SINCE I’VE BECOME A PROFESSOR OF HOMILETICS, PEOPLE OFTEN ASK WHAT homiletics is, and exactly how it is taught. The dictionary definition of homiletics is “that which resembles or relates to a homily (a short sermon, discourse, or lecture on a moral theme or inspirational catchphrase).” So the discipline of homiletics is the art and craft of preparing and preaching sermons that transform hearers, more than speeches that merely inform them.
Homiletics is also the study of God’s Word by divinely called and chosen spokespersons to bring His message to contemporaries by explaining biblical texts with special emphasis on prophetic preaching, rather than the current popular pastoral or conversational styles of sermon delivery.
Prophetic preaching includes, but is not limited to, the preaching of prophecy. It is a spiritual gift that seeks to faithfully proclaim God’s Word with the authority of Christ, the power of the Holy Spirit, and the passion of great preachers of the past to move the church forward in His name. This gift is generously given to our generation for the transformation of hearers “to equip the saints for the work of ministry, for building up the body of Christ” (Eph. 4:12, NRSV).*
A preacher’s creativity, confidence, and enthusiasm can be dampened by the boundaries of human speculation and restraints derived from carnally constructed barriers such as race or culture. But prophetic preaching unleashes preachers who are often unlikely prospects from a human perspective. They may be outcasts, misfits, and deserters, such as the original disciples. They are often poor, youth, women, men of no special regard; strangers to the kingdom of God about which they must make the Word meaningful. Wrote the apostle Paul: “Consider your own call, brothers and sisters: not many of you were wise by human standards, not many were powerful, not many were of noble birth. But God chose what is foolish in the world to shame the wise; God chose what is weak in the world to shame the strong; God chose what is low and despised in the world . . . so that no one might boast in the presence of God” (1 Cor. 1:26-29, NRSV).
As a professor of homiletics, I educate students to be wise according to the Spirit, so that when they preach the Word listeners actually hear the voice of God. Preaching is more than standing in a pulpit and proclaiming words. WISE is an acronym for:
W–worship, (Greek, prokuneo) composed of pros, to make obeisance toward (the One who is the truth) and kuneo, to kiss (representing the spirit of spontaneous joy and unrestrained praise—see Rev. 14:7). Today’s preachers are divinely called to usher in the spiritual revival longed for and prayed for by our community of faith. They are to inspire worshippers to worship God in spirit and truth to a movement strong on declaring “truth” but often weak on the “spirit” of praise.
I–instruction (Acts 2:42). In this day of shallow, syrupy sermons that lack power to pierce beyond the pretentiousness in which some worshippers shroud themselves, congregations must be instructed through passionate, biblical, prophetic preaching and teaching; not only during a vibrant Sabbath service, but also at midweek meetings.
S–service (Matt. 28:20). After gathering for worship and instruction, believers must be equipped to serve.
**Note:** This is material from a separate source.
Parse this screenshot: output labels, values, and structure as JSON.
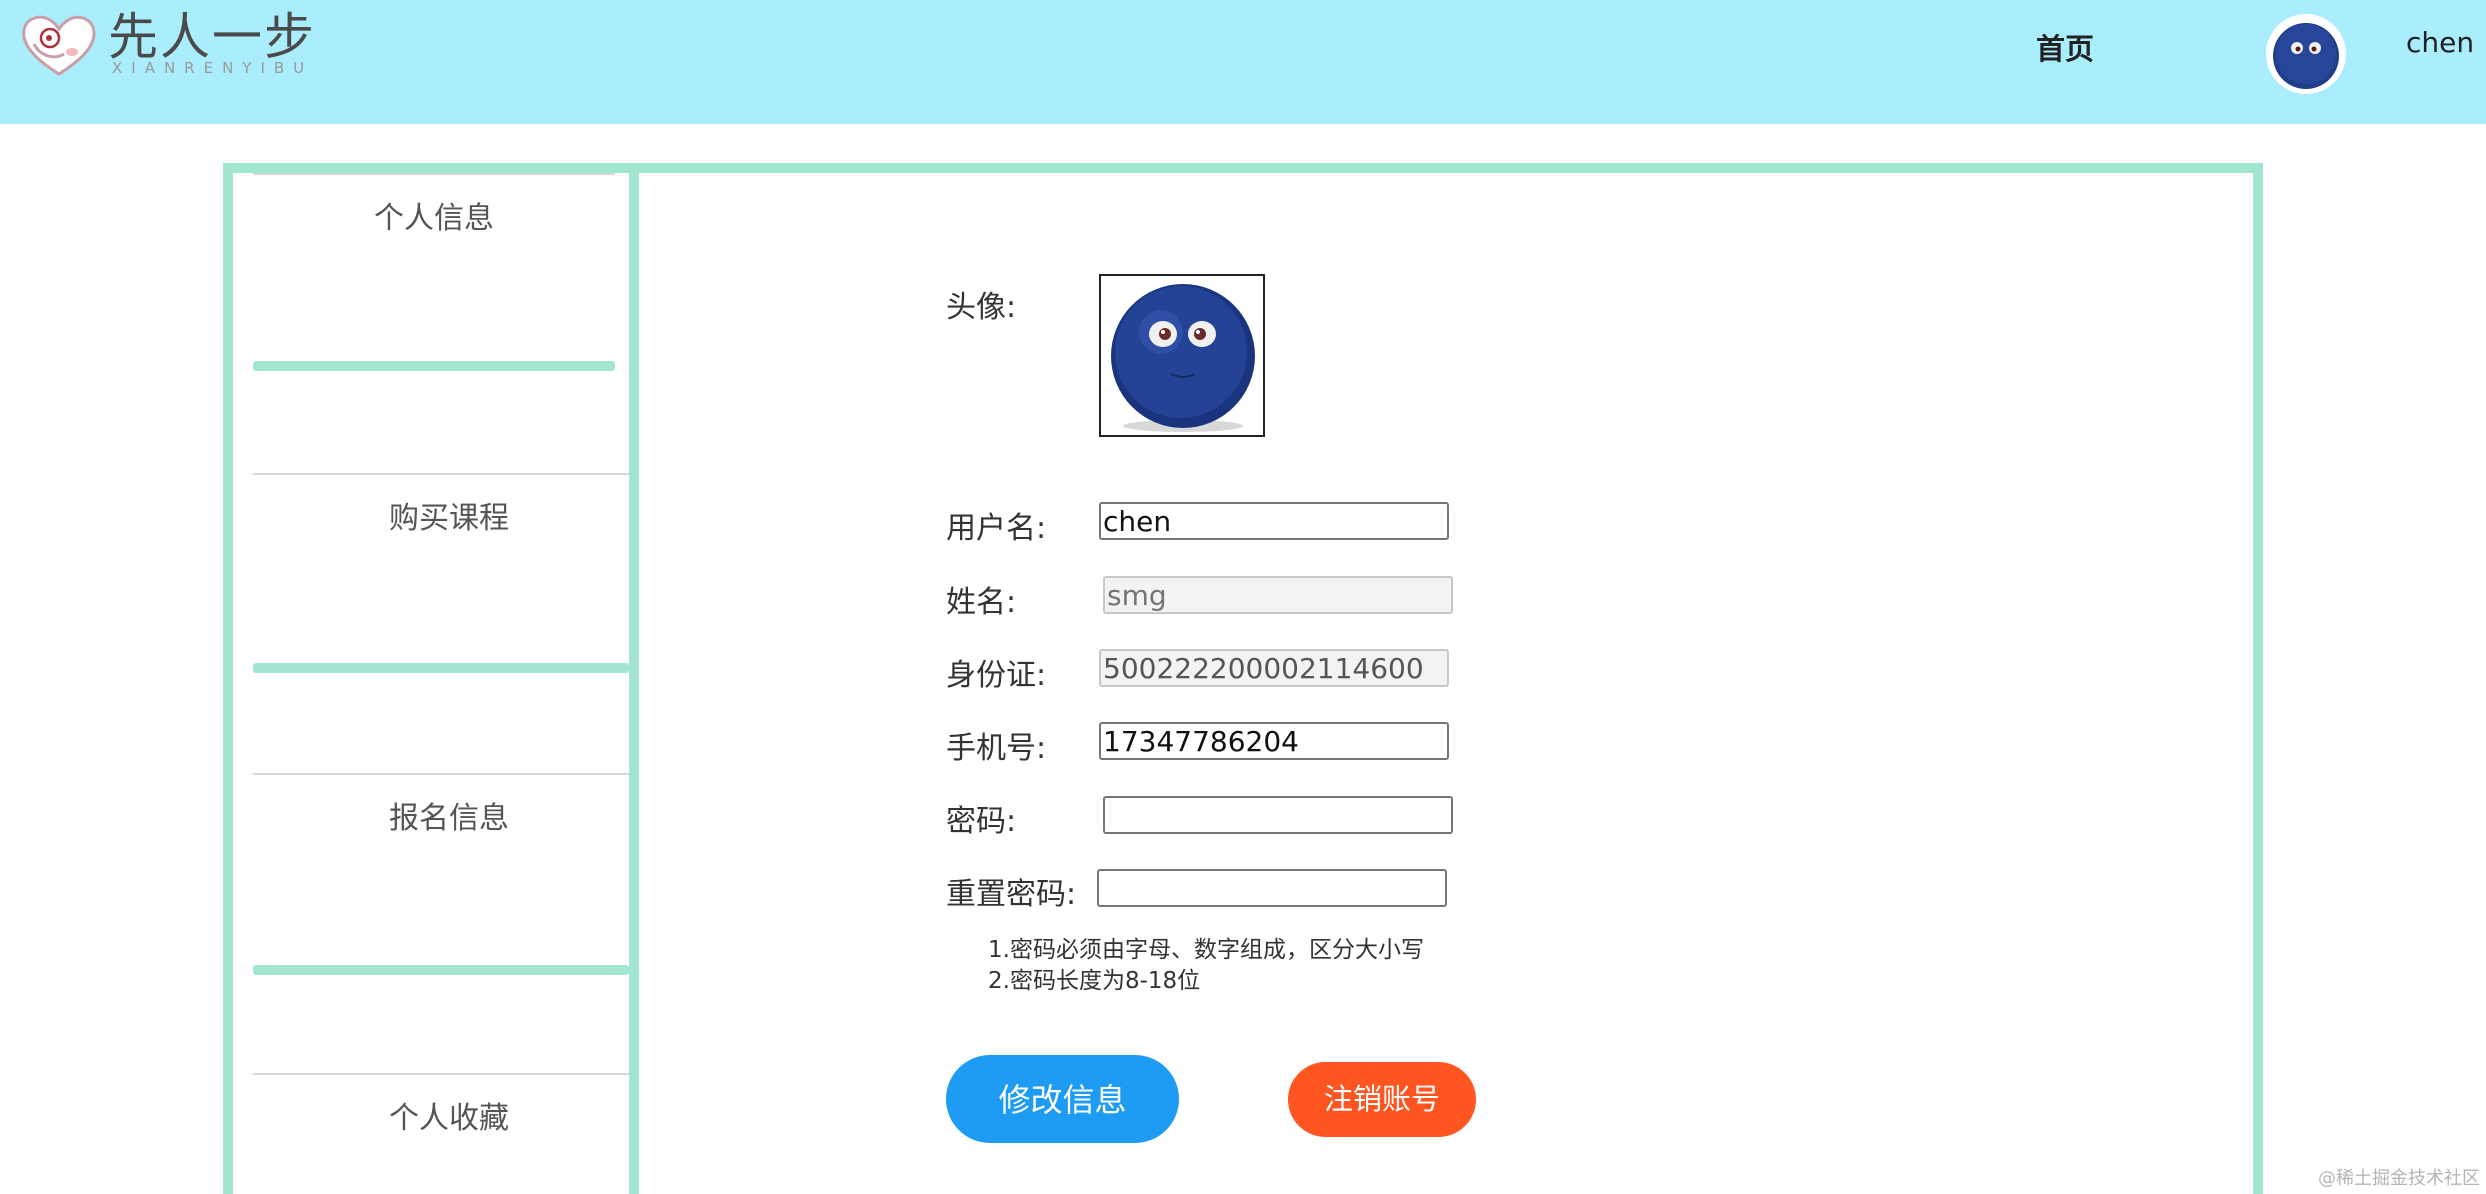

Like football players who huddle with their quarterback long enough to receive the next play, worshippers gather together every Sabbath to receive their assignments and implement them during the week as partners with Christ in the mission of seeking and saving the lost.
E–evangelism (Eph. 4:5). The expression of the divine call to preach prophetically is a genuine, even desperate, concern for the salvation of others. Through consistent, inspired outreach servants of God affirm, help, and encourage those who are “of the world” (1 John 2:16, 17) while living “in the world” by preaching the good news of God’s grace (John 3:16).
This, and much more, is involved in preaching, aka homiletics (2 Tim. 4:2).
*Bible texts credited to NRSV are from the New Revised Standard Version of the Bible, copyright © 1989 by the Division of Christian Education of the National Council of the Churches of Christ in the U.S.A. Used by permission.
Hyveth Williams is a professor of homiletics at the Seventh-day Adventist Theological Seminary at Andrews University. This article was published November 25, 2010.